11.1the urgent Emergency Measures Bill (attached) is introduced and subject to a one week Select Committee process before being passed [33]                         . This Bill comprises the new tools proposed in this paper as well as the provisions of the Phase Two Reform Bill most critical to the Government's COVID-19 response,

11.2the non-urgent Overseas Investment (Other Measures) Amendment Bill ('Other Measures Bill') (attached) is introduced concurrently and referred to the Select Committee. This Bill would contain the remaining provisions of the Phase Two Reform Bill.

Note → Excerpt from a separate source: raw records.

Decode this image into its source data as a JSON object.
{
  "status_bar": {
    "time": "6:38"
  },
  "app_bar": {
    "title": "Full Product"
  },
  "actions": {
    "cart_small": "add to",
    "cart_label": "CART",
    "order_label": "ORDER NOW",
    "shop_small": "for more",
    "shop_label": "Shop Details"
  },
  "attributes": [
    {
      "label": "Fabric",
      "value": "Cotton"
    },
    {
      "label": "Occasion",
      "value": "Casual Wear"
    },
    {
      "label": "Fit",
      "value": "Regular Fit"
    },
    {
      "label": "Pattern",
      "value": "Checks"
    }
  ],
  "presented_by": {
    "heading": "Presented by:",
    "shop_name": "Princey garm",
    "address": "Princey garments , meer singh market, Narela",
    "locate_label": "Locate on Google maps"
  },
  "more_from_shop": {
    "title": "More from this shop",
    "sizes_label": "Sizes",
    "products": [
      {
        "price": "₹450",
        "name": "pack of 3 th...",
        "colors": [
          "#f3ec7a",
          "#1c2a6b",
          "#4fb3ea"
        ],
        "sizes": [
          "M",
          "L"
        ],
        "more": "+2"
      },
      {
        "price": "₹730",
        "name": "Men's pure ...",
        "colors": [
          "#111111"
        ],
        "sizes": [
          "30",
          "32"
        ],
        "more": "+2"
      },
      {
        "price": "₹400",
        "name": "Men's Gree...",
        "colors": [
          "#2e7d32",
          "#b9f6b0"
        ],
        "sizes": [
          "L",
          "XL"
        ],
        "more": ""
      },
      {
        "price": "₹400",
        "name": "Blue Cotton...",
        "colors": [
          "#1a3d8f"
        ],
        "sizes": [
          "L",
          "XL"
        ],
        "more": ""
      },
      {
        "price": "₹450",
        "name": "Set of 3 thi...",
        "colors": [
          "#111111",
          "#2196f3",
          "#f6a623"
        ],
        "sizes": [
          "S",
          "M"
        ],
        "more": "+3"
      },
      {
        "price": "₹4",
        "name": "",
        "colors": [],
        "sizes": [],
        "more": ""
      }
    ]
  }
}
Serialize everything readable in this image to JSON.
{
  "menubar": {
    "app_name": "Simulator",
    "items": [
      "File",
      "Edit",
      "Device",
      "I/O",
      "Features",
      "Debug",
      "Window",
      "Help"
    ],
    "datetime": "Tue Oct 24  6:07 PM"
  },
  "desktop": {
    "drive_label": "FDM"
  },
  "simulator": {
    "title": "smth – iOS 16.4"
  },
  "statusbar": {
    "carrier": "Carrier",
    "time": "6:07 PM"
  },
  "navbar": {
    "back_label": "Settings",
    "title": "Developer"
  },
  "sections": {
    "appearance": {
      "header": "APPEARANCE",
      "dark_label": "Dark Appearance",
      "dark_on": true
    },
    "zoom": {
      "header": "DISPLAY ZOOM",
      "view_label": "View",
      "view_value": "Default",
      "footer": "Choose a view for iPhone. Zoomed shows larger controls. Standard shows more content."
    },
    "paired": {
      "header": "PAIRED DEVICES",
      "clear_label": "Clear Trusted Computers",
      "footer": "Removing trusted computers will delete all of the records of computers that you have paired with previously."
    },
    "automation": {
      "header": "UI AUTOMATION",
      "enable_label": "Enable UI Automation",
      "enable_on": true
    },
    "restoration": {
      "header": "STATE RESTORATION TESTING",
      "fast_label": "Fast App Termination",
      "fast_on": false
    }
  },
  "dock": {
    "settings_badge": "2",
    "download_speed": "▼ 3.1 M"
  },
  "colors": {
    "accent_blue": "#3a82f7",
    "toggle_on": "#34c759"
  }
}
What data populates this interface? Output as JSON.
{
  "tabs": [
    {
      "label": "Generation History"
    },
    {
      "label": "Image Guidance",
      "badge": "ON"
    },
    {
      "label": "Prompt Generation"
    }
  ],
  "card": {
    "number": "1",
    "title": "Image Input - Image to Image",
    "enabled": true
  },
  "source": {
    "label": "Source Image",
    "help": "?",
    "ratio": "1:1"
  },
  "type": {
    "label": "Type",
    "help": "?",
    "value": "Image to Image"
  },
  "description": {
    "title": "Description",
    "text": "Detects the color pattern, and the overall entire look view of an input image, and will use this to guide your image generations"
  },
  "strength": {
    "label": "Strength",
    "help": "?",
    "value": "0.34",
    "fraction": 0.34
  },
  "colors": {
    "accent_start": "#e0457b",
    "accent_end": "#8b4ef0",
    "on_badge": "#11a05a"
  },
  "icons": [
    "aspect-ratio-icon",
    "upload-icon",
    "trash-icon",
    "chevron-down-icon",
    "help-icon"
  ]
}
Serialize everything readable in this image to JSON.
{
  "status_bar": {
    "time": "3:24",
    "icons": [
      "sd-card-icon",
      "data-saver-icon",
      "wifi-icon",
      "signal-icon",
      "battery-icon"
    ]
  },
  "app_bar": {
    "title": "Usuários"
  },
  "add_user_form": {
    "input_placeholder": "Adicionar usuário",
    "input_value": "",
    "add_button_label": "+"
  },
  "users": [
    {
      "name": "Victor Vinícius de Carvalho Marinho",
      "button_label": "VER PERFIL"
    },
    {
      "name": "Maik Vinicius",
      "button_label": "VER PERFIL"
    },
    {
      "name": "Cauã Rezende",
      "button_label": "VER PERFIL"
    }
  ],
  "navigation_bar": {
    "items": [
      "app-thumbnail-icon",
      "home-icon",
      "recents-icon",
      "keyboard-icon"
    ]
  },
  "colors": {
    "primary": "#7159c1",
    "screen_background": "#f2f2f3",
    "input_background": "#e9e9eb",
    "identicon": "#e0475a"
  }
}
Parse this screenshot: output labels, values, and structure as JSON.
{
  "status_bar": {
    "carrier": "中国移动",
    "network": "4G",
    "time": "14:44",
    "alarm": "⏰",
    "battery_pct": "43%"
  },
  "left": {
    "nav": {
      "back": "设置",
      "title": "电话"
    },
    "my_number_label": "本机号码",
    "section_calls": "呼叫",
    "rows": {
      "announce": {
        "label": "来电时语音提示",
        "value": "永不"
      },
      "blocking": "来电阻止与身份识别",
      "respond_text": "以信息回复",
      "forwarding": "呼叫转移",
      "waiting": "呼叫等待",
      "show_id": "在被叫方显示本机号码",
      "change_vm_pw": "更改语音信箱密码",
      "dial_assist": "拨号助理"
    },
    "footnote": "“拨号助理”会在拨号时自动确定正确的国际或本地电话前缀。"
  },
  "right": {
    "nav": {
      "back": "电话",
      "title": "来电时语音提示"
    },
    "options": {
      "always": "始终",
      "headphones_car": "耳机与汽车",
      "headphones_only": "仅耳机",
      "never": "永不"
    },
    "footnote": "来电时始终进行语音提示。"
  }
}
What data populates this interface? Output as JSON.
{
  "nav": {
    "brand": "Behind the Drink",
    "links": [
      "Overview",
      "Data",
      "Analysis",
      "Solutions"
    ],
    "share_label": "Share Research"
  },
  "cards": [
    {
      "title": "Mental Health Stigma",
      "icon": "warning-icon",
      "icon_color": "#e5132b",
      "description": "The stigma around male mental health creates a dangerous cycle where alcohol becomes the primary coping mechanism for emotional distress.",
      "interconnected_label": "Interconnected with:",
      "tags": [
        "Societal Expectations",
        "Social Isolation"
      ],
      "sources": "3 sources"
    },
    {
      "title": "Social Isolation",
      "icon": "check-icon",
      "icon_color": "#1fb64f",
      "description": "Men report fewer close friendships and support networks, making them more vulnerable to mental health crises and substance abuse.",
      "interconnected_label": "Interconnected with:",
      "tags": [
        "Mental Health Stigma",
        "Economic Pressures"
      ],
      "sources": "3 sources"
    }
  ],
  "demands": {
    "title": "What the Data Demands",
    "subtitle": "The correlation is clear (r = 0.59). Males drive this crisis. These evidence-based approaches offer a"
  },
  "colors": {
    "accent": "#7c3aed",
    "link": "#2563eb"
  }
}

12To further ensure the contents of the urgent Emergency Measures Bill are subject to appropriate Parliamentary and public scrutiny, the Select Committee reviewing the Other Measures Bill would also be given scope to consider and recommend changes to the enduring provisions enacted under the urgent Emergency Measures Bill. This would occur after the Emergency Measures Bill has been passed into law.

[Extract ends]

Last updated: 
Wednesday, 13 May 2020